Nickie Haflinger had lived a score of lifetimes . . . but technically he didn’t exist. He was a fugitive from Tarnover, the high-powered government think tank that had educated him. First he had broken his identity code—then he escaped.
Now he had to find a way to restore sanity and personal freedom to the computerized masses and to save a world tottering on the brink of disaster. He didn’t care how he did it—but the government did. That’s when his Tarnover teachers got him back in their labs . . . and Nickie Haflinger was set up for a whole new education.
By John Brunner, in 1975, ISBN 2-221-01709-4 and many times since.
This book is the ancestor of cyberpunk; it contains all the elements that will then be systematically included in this genre: the near future, a technological society and what differentiates cyberpunk from other similar genres (anticipations and dystopias), hacking and the power of multinationals.
After a difficult start, where you have to get used to the author’s style and the terms used, you let yourself be caught up in the story and want to know how it ends.
It is difficult to come to terms with the terms used by the author, because in 1975, the date of its publication, computing and networking as we know them today were only in their infancy.
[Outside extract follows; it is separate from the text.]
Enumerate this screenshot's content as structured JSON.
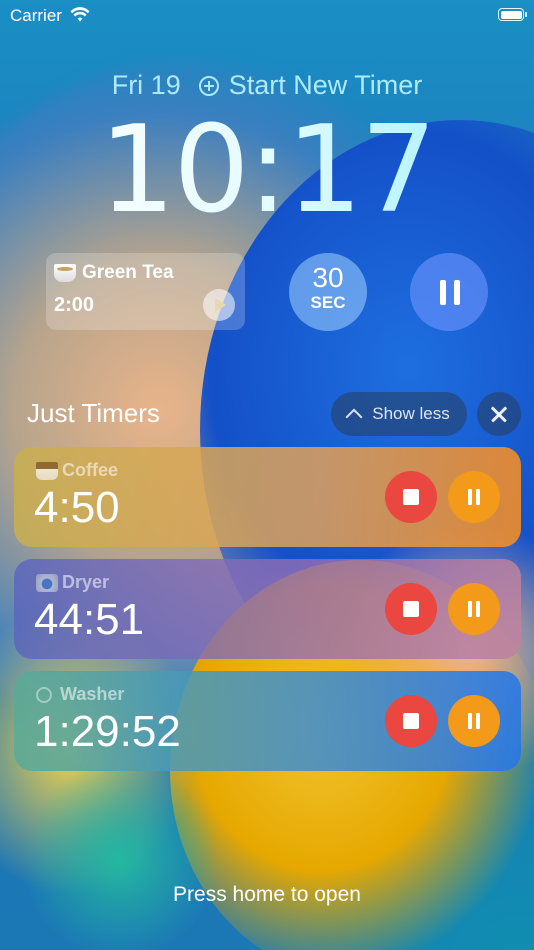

The author therefore invents terms to describe elements of his universe. What he calls snakes could be translated as worms, what he calls veephones, by smartphone or laptop …
The hero is very intelligent and extremely computer savvy. It’s interesting how he gets out of pretty much any situation with that, not luck or divine intervention.
Some topics, such as over-surveillance of people, are very topical. However, this is exercised by the states. And it’s interesting to see the different perspectives of his characters on the subject.
Reading on the shockwave is a bit like using emacs … There is no tutorial or introduction to go with you, you are immediately confronted, or rather overwhelmed, by the information. Fortunately, once taken in hand, it turns out to be pleasant and even easy to read.
From the start, I felt a certain connection with 1984: the omnipresent and omniscient surveillance of the population and, above all, the exposure of the hero during his interrogation at the beginning of the story. But these stories are fundamentally different.
First of all, where, in 1984, the control of the population is more of a dictatorship and of micro-management, it is here more liberal: the individuals remain free to think and act, the control of the state being made on the information available to induce mass behavior (i.e. manipulation of the odds of Delphic bets), utopias and deviances being tolerated as long as they remain in the minority and have no influence on the rest of the population .
Likewise, where 1984 does not envisage an escape from the manipulation of the masses by the elites, the author proposes here a populist exit: free access to all confidential (and scandalous) information will give him back control of democracy. A WikiLeaks 40 years ahead.
Just like emacs, this book is a reference that you have to have manipulated to get your idea. Some will be convinced, others a little disappointed. Me, I prefer vim.
- The (french version of the book) at Les Libraires